|WO2015032386A1||1 Sep 2014||12 Mar 2015||Hubert Noras||Rectal coil for magnetic resonance tomography|
|WO2015119921A1 *||3 Feb 2015||13 Aug 2015||Novartis Ag||Manufacturing an articulating ophthalmic surgical probe|
|U.S. Classification||600/423, 604/95.04, 606/193, 606/197|
|International Classification||A61B17/00, G01R33/34, A61B19/00|
|Cooperative Classification||A61B2017/00557, A61B2019/5236, G01R33/34084|
|21 Jan 1993||AS||Assignment|
Owner name: MEDRAD, INC., PENNSYLVANIA
Free format text: ASSIGNMENT OF ASSIGNORS INTEREST.;ASSIGNORS:RHINEHART, EDWARD J.;SPOHN, MICHAEL A.;REEL/FRAME:006422/0643
Effective date: 19930119
|30 Mar 1998||FPAY||Fee payment|
Year of fee payment: 4
|15 May 2002||FPAY||Fee payment|
Year of fee payment: 8

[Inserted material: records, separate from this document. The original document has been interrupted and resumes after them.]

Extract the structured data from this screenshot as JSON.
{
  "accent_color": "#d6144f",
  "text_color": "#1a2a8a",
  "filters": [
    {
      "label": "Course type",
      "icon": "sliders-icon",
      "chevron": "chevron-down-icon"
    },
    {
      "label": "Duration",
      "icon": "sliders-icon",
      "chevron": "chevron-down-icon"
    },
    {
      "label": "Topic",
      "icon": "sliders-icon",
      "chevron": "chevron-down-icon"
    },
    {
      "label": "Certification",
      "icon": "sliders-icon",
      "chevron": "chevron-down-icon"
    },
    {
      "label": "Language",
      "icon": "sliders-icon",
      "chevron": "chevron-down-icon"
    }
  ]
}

|26 Apr 2006||FPAY||Fee payment|
Year of fee payment: 12